New research findings buck the conventional belief that multiple sclerosis (MS) begins in the brain’s white matter and progresses to the cortex. The collaborative study conducted by the Mayo Clinic, headquartered in Rochester, Minn, and Cleveland Clinic, Cleveland, Ohio, indicates that MS may progress from the outermost layers of the brain to its deepest parts.

Claudia F. Lucchinetti, MD, co-lead author of the study, and Mayo Clinic neurologist, reiterates the results, “Our study shows the cortex is involved early in MS and may even be the initial target of the disease,” Lucchinetti says. Lucchinetti adds that focus should be re-directed to inflammation in the cortex when investigating the causes and progression of MS.

Researchers say understanding how the cortex is involved in the disease is critical to creating new therapies for MS. The study reportedly examined brain tissues from patients in the earliest stages of MS. Timothy Coetzee, PhD, chief research officer at the National Multiple Sclerosis Society emphasizes that, “What’s unique about the study, and the reason the National MS Society funded this international team of researchers, is that it offers a rare view of MS early in the disease,” Coetzee explains.

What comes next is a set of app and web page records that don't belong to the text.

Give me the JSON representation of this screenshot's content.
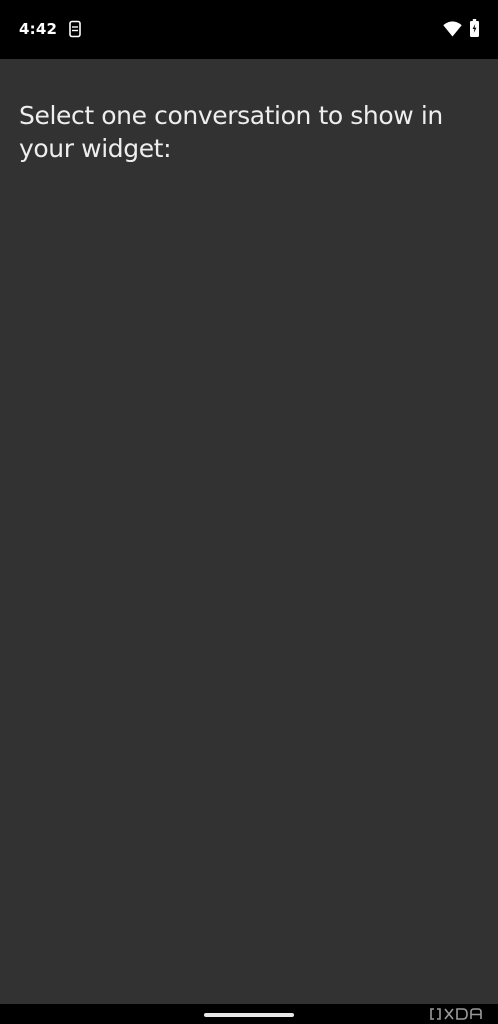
{
  "status_bar": {
    "time": "4:42",
    "notification_icon": "screenshot-notification-icon",
    "wifi_icon": "wifi-icon",
    "battery_icon": "battery-icon"
  },
  "main": {
    "prompt": "Select one conversation to show in your widget:"
  },
  "watermark": {
    "logo": "XDA"
  },
  "colors": {
    "background": "#323232",
    "status_bar": "#000000",
    "text": "#eeeeee"
  }
}
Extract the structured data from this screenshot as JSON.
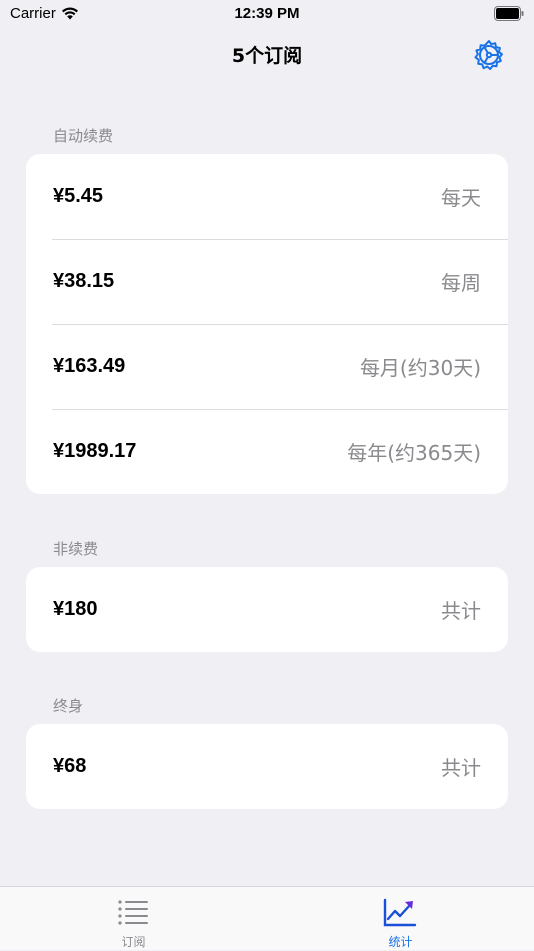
{
  "status_bar": {
    "carrier": "Carrier",
    "time": "12:39 PM"
  },
  "nav": {
    "title": "5个订阅",
    "settings_icon": "gear-icon"
  },
  "sections": [
    {
      "header": "自动续费",
      "rows": [
        {
          "amount": "¥5.45",
          "period": "每天"
        },
        {
          "amount": "¥38.15",
          "period": "每周"
        },
        {
          "amount": "¥163.49",
          "period": "每月(约30天)"
        },
        {
          "amount": "¥1989.17",
          "period": "每年(约365天)"
        }
      ]
    },
    {
      "header": "非续费",
      "rows": [
        {
          "amount": "¥180",
          "period": "共计"
        }
      ]
    },
    {
      "header": "终身",
      "rows": [
        {
          "amount": "¥68",
          "period": "共计"
        }
      ]
    }
  ],
  "tab_bar": {
    "tabs": [
      {
        "label": "订阅",
        "icon": "list-icon",
        "selected": false
      },
      {
        "label": "统计",
        "icon": "chart-icon",
        "selected": true
      }
    ]
  },
  "colors": {
    "accent": "#1a72e8",
    "inactive": "#8a8a8e",
    "background": "#efeff4"
  }
}
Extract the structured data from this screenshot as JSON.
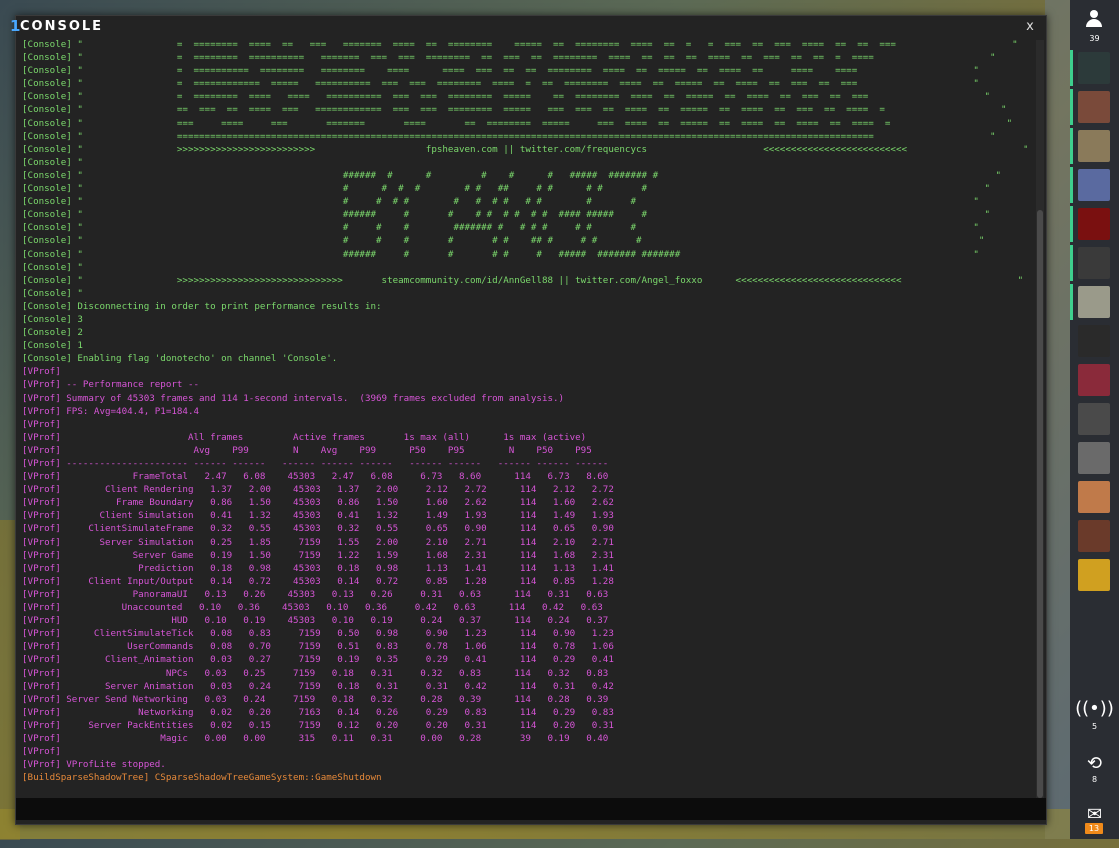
{
  "console": {
    "title": "CONSOLE",
    "close_label": "x",
    "lines": [
      {
        "cls": "",
        "text": "[Console] \"                 =  ========  ====  ==   ===   =======  ====  ==  ========    =====  ==  ========  ====  ==  =   =  ===  ==  ===  ====  ==  ==  ===                     \""
      },
      {
        "cls": "",
        "text": "[Console] \"                 =  ========  ==========   =======  ===  ===  ========  ==  ===  ==  ========  ====  ==  ==  ==  ====  ==  ===  ==  ==  =  ====                     \""
      },
      {
        "cls": "",
        "text": "[Console] \"                 =  ==========  ========   ========    ====      ====  ===  ==  ==  ========  ====  ==  =====  ==  ====  ==     ====    ====                     \""
      },
      {
        "cls": "",
        "text": "[Console] \"                 =  ============  =====   ==========  ===  ===  ========  ====  =  ==  ========  ====  ==  =====  ==  ====  ==  ===  ==  ===                     \""
      },
      {
        "cls": "",
        "text": "[Console] \"                 =  ========  ====   ====   ==========  ===  ===  ========  =====    ==  ========  ====  ==  =====  ==  ====  ==  ===  ==  ===                     \""
      },
      {
        "cls": "",
        "text": "[Console] \"                 ==  ===  ==  ====  ===   ============  ===  ===  ========  =====   ===  ===  ==  ====  ==  =====  ==  ====  ==  ===  ==  ====  =                     \""
      },
      {
        "cls": "",
        "text": "[Console] \"                 ===     ====     ===       =======       ====       ==  ========  =====     ===  ====  ==  =====  ==  ====  ==  ====  ==  ====  =                     \""
      },
      {
        "cls": "",
        "text": "[Console] \"                 ==============================================================================================================================                     \""
      },
      {
        "cls": "",
        "text": "[Console] \"                 >>>>>>>>>>>>>>>>>>>>>>>>>                    fpsheaven.com || twitter.com/frequencycs                     <<<<<<<<<<<<<<<<<<<<<<<<<<                     \""
      },
      {
        "cls": "",
        "text": "[Console] \""
      },
      {
        "cls": "",
        "text": "[Console] \"                                               ######  #      #         #    #      #   #####  ####### #                                                             \""
      },
      {
        "cls": "",
        "text": "[Console] \"                                               #      #  #  #        # #   ##     # #      # #       #                                                             \""
      },
      {
        "cls": "",
        "text": "[Console] \"                                               #     #  # #        #   #  # #   # #        #       #                                                             \""
      },
      {
        "cls": "",
        "text": "[Console] \"                                               ######     #       #    # #  # #  # #  #### #####     #                                                             \""
      },
      {
        "cls": "",
        "text": "[Console] \"                                               #     #    #        ####### #   # # #     # #       #                                                             \""
      },
      {
        "cls": "",
        "text": "[Console] \"                                               #     #    #       #       # #    ## #     # #       #                                                             \""
      },
      {
        "cls": "",
        "text": "[Console] \"                                               ######     #       #       # #     #   #####  ####### #######                                                     \""
      },
      {
        "cls": "",
        "text": "[Console] \""
      },
      {
        "cls": "",
        "text": "[Console] \"                 >>>>>>>>>>>>>>>>>>>>>>>>>>>>>>       steamcommunity.com/id/AnnGell88 || twitter.com/Angel_foxxo      <<<<<<<<<<<<<<<<<<<<<<<<<<<<<<                     \""
      },
      {
        "cls": "",
        "text": "[Console] \""
      },
      {
        "cls": "",
        "text": "[Console] Disconnecting in order to print performance results in:"
      },
      {
        "cls": "",
        "text": "[Console] 3"
      },
      {
        "cls": "",
        "text": "[Console] 2"
      },
      {
        "cls": "",
        "text": "[Console] 1"
      },
      {
        "cls": "",
        "text": "[Console] Enabling flag 'donotecho' on channel 'Console'."
      },
      {
        "cls": "vprof",
        "text": "[VProf]"
      },
      {
        "cls": "vprof",
        "text": "[VProf] -- Performance report --"
      },
      {
        "cls": "vprof",
        "text": "[VProf] Summary of 45303 frames and 114 1-second intervals.  (3969 frames excluded from analysis.)"
      },
      {
        "cls": "vprof",
        "text": "[VProf] FPS: Avg=404.4, P1=184.4"
      },
      {
        "cls": "vprof",
        "text": "[VProf]"
      },
      {
        "cls": "vprof",
        "text": "[VProf]                       All frames         Active frames       1s max (all)      1s max (active)"
      },
      {
        "cls": "vprof",
        "text": "[VProf]                        Avg    P99        N    Avg    P99      P50    P95        N    P50    P95"
      },
      {
        "cls": "vprof",
        "text": "[VProf] ---------------------- ------ ------   ------ ------ ------   ------ ------   ------ ------ ------"
      },
      {
        "cls": "vprof",
        "text": "[VProf]             FrameTotal   2.47   6.08    45303   2.47   6.08     6.73   8.60      114   6.73   8.60"
      },
      {
        "cls": "vprof",
        "text": "[VProf]        Client Rendering   1.37   2.00    45303   1.37   2.00     2.12   2.72      114   2.12   2.72"
      },
      {
        "cls": "vprof",
        "text": "[VProf]          Frame Boundary   0.86   1.50    45303   0.86   1.50     1.60   2.62      114   1.60   2.62"
      },
      {
        "cls": "vprof",
        "text": "[VProf]       Client Simulation   0.41   1.32    45303   0.41   1.32     1.49   1.93      114   1.49   1.93"
      },
      {
        "cls": "vprof",
        "text": "[VProf]     ClientSimulateFrame   0.32   0.55    45303   0.32   0.55     0.65   0.90      114   0.65   0.90"
      },
      {
        "cls": "vprof",
        "text": "[VProf]       Server Simulation   0.25   1.85     7159   1.55   2.00     2.10   2.71      114   2.10   2.71"
      },
      {
        "cls": "vprof",
        "text": "[VProf]             Server Game   0.19   1.50     7159   1.22   1.59     1.68   2.31      114   1.68   2.31"
      },
      {
        "cls": "vprof",
        "text": "[VProf]              Prediction   0.18   0.98    45303   0.18   0.98     1.13   1.41      114   1.13   1.41"
      },
      {
        "cls": "vprof",
        "text": "[VProf]     Client Input/Output   0.14   0.72    45303   0.14   0.72     0.85   1.28      114   0.85   1.28"
      },
      {
        "cls": "vprof",
        "text": "[VProf]             PanoramaUI   0.13   0.26    45303   0.13   0.26     0.31   0.63      114   0.31   0.63"
      },
      {
        "cls": "vprof",
        "text": "[VProf]           Unaccounted   0.10   0.36    45303   0.10   0.36     0.42   0.63      114   0.42   0.63"
      },
      {
        "cls": "vprof",
        "text": "[VProf]                    HUD   0.10   0.19    45303   0.10   0.19     0.24   0.37      114   0.24   0.37"
      },
      {
        "cls": "vprof",
        "text": "[VProf]      ClientSimulateTick   0.08   0.83     7159   0.50   0.98     0.90   1.23      114   0.90   1.23"
      },
      {
        "cls": "vprof",
        "text": "[VProf]            UserCommands   0.08   0.70     7159   0.51   0.83     0.78   1.06      114   0.78   1.06"
      },
      {
        "cls": "vprof",
        "text": "[VProf]        Client_Animation   0.03   0.27     7159   0.19   0.35     0.29   0.41      114   0.29   0.41"
      },
      {
        "cls": "vprof",
        "text": "[VProf]                   NPCs   0.03   0.25     7159   0.18   0.31     0.32   0.83      114   0.32   0.83"
      },
      {
        "cls": "vprof",
        "text": "[VProf]        Server Animation   0.03   0.24     7159   0.18   0.31     0.31   0.42      114   0.31   0.42"
      },
      {
        "cls": "vprof",
        "text": "[VProf] Server Send Networking   0.03   0.24     7159   0.18   0.32     0.28   0.39      114   0.28   0.39"
      },
      {
        "cls": "vprof",
        "text": "[VProf]              Networking   0.02   0.20     7163   0.14   0.26     0.29   0.83      114   0.29   0.83"
      },
      {
        "cls": "vprof",
        "text": "[VProf]     Server PackEntities   0.02   0.15     7159   0.12   0.20     0.20   0.31      114   0.20   0.31"
      },
      {
        "cls": "vprof",
        "text": "[VProf]                  Magic   0.00   0.00      315   0.11   0.31     0.00   0.28       39   0.19   0.40"
      },
      {
        "cls": "vprof",
        "text": "[VProf]"
      },
      {
        "cls": "vprof",
        "text": "[VProf] VProfLite stopped."
      },
      {
        "cls": "build",
        "text": "[BuildSparseShadowTree] CSparseShadowTreeGameSystem::GameShutdown"
      }
    ]
  },
  "sidebar": {
    "friends_count": "39",
    "avatars": [
      {
        "name": "avatar-1",
        "color": "#2c3a3a"
      },
      {
        "name": "avatar-2",
        "color": "#7a4a3a"
      },
      {
        "name": "avatar-3",
        "color": "#8a7a5a"
      },
      {
        "name": "avatar-4",
        "color": "#5a6aa0"
      },
      {
        "name": "avatar-5",
        "color": "#7a1010"
      },
      {
        "name": "avatar-6",
        "color": "#3a3a3a"
      },
      {
        "name": "avatar-7",
        "color": "#9a9a8a"
      },
      {
        "name": "avatar-8",
        "color": "#2a2a2a"
      },
      {
        "name": "avatar-9",
        "color": "#8a2a3a"
      },
      {
        "name": "avatar-10",
        "color": "#4a4a4a"
      },
      {
        "name": "avatar-11",
        "color": "#6a6a6a"
      },
      {
        "name": "avatar-12",
        "color": "#c07a4a"
      },
      {
        "name": "avatar-13",
        "color": "#6a3a2a"
      },
      {
        "name": "avatar-14",
        "color": "#d0a020"
      }
    ],
    "broadcast_count": "5",
    "history_count": "8",
    "mail_count": "13"
  },
  "colors": {
    "console_text": "#7bd86c",
    "vprof_text": "#d655d6",
    "build_text": "#e6893a",
    "online_indicator": "#3ecf8e",
    "mail_badge": "#f08a1a"
  }
}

According to researchers, they studied the Mayo resource of white-matter biopsies taken primarily from patients who were initially suspected of having a tumor but were eventually proven to have MS.  Reportedly, one-fourth of the biopsies included tiny fragments of cortex. Study results suggested that cortical demyelinating lesions of early-MS patients resembled those found at autopsy with the exception of early lesions, which were highly inflammatory. Researchers say these findings reinforced the belief that treatments targeting inflammation in the disease may ameliorate MS effects on the cortex and white matter.

Researchers also reported a high frequency of cortical demyleination lesions. Additional results indicated 20% of the white matter biopsies exhibited inflammatory demyelination contained entirely in the cortex. Inflammation, the study says, was also present in the meninges. 

Lucchinetti reports that the study’s findings along with experimental data from MS animal models reinforced researchers’ “outside-in” theory about the disease. The study’s results also indicate a need to utilize magnetic resonance imaging (MRI) to investigate further into the cortical lesions of MS, as cortical damage is reported to be an important correlate of progressive disability and cognitive dysfunction in MS.

The study was recently published in the New England Journal of Medicine.

Source: Mayo Clinic